June 19, 2014 -- SecArmy remarks at Pentagon Army Birthday Celebration
June 20, 2014
Happy Birthday Army. It's a great day as the Chief said and I'd be remiss if I didn't thank all of you for once again joining with us in the very important celebration. Some of the assistant secretaries, members of the AR Staff, command staff, Vice Chief of Staff, Soldiers, both those in the back who labor in the halls of this building each and every day to support great Soldiers like we have here in the front row who, as the Chief said, are going to continue on their important mission. We're also particularly honored that the Deputy Secretary of Defense Bob Work has so graciously taken time out of an incredibly busy schedule to share in this celebration and to impart a few words to us. Mr. Secretary welcome, we deeply appreciate your being here.
It's a long history. History starting in 1775. A point we all know and have heard time and again is older than the very nation we serve. And today, once again, we celebrate, what as the Chief described as an incredibly rich, incredibly storied history, not just of America's Army. But when you think about that history it's more importantly about the men and women who proudly have worn the uniform.
And while we take time to celebrate this happy occasion and think back and commemorate all that the United States Army has done in the 239 years that it has so selfishly served, I'd like to if I might remind ourselves of three other important Army anniversaries that occur this year as well.
It was 200 years ago, this year, that Francis Scott Key wrote the words to what became our America's national anthem, the Star Spangled Banner, as he stood witness to Lt. Col. George Armistead and the United States Army's defense of Baltimore's Fort McHenry against British bombardment in what became known as America's Second War for Independence, the War of 1812. He penned the famous line, the flag was still there.

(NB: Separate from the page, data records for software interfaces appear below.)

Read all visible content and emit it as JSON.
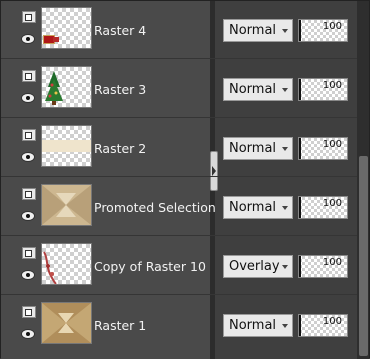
{
  "layers": [
    {
      "name": "Raster 4",
      "blend": "Normal",
      "opacity": "100",
      "thumb": "raster4"
    },
    {
      "name": "Raster 3",
      "blend": "Normal",
      "opacity": "100",
      "thumb": "raster3"
    },
    {
      "name": "Raster 2",
      "blend": "Normal",
      "opacity": "100",
      "thumb": "raster2"
    },
    {
      "name": "Promoted Selection",
      "blend": "Normal",
      "opacity": "100",
      "thumb": "promoted"
    },
    {
      "name": "Copy of Raster 10",
      "blend": "Overlay",
      "opacity": "100",
      "thumb": "copy10"
    },
    {
      "name": "Raster 1",
      "blend": "Normal",
      "opacity": "100",
      "thumb": "raster1"
    }
  ],
  "icons": {
    "layer_props": "layer-properties-icon",
    "visibility": "eye-icon",
    "dropdown": "chevron-down-icon"
  },
  "colors": {
    "panel_bg": "#454545",
    "text": "#f2f2f2",
    "field_bg": "#e9e9e9"
  }
}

And it was Army forces that made it so.
And 150 years ago this very week - in fact, this past Sunday -- when then Secretary of War Edwin Stanton signed an order designating Arlington as this nation's first National Cemetery.

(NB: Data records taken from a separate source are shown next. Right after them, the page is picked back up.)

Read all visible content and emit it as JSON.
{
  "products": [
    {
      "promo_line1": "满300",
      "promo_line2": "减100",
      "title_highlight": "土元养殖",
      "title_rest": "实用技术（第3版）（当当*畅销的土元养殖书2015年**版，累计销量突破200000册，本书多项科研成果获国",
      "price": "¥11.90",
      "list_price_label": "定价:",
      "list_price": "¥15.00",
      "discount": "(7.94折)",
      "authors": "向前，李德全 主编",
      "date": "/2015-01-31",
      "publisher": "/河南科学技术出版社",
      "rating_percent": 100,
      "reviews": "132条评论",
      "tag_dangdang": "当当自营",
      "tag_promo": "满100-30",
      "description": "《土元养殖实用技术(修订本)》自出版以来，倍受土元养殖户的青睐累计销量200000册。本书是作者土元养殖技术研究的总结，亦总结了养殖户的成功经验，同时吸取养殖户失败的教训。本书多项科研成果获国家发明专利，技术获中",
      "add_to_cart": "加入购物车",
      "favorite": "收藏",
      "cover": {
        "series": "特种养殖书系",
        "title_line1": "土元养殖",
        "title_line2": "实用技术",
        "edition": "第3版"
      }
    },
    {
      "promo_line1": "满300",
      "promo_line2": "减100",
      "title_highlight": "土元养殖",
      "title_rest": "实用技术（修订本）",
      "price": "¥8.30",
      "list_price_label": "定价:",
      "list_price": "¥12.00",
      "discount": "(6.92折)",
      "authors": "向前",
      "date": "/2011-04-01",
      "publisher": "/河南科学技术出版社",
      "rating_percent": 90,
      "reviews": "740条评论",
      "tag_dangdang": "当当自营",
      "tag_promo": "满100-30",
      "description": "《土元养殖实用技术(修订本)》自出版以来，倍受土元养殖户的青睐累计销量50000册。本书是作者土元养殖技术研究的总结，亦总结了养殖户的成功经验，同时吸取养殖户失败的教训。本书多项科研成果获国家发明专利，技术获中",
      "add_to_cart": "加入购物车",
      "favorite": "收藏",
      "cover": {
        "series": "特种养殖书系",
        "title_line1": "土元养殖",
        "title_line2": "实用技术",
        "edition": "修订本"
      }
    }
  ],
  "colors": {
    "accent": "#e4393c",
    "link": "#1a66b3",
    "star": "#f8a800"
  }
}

And ever since that time, under Army stewardship, Arlington National Cemetery has stood as a solemn reminder of the true cost of war, and the debt our nation and our people owe to those who for 239 years have donned the uniform of the United States Army.
And just two weeks ago, the world marked the 70th anniversary of the D-Day invasion. And as the Chief mentioned, along with the Chief, of course President Obama, Secretary of the Navy, my friend Ray Maybus, and thousands of others, I was proud to attend the ceremonies in France as the world paused to remember.
As President Obama said during his remarks on that day, we came to Normandy not "just (to) commemorate victory, as proud of that victory as we are. We don't just honor sacrifice, as grateful as the world is. We come to remember why America and our allies gave so much for the survival of liberty at its moment of maximum peril. We come," the President said, "to tell the story of the men and women who did it so that it remains seared into the memory of a future world."
That story the President spoke about has been written and told time and time again throughout your history, throughout the Army's history. From Concord to Gettysburg, from the Argonne Forest to Pork Chop Hill, from Normandy to Ganjgal, and places and battles both large and small. Throughout that time, through our 239 years, generations of American patriots -- those we celebrate this very week, during this birthday-- have stepped forward in service to this nation, to its people, and perhaps most of all, the principles and ideals when they've said time and time again, "Here I am. Send me."
A few years ago, we began a new tradition for Army birthday week. Each June, we begin our commemorations and celebrations at the home of our Army's first Commander-in-Chief, General George Washington at Mount Vernon.
During this year's observances, I read a general order that Washington first issued to his troops on the very day Congress declared our independence from Great Britain.
Washington wrote that "the time is now near at hand which (will) determine whether Americans are to be freemen or slaves…whether their houses and farms are to be pillaged and destroyed and they consigned to a state of wretchedness which no human efforts will probably deliver them."
"The fate of unborn millions will now depend, under God, on the courage and conduct of this army."
The courage and conduct of Washington's Army made this nation free, and for 239 years, you, this Army has honored that legacy by defending freedom and keeping peace wherever and whenever the call has been raised. That is a legacy, your legacy, that is embodied both in the memory of all that have worn that proud uniform and throughout our history, have served this nation as they do today across the world.
So, Happy Birthday Army.
God bless all of you, God bless America, and God bless this great and glorious Army that keeps us free.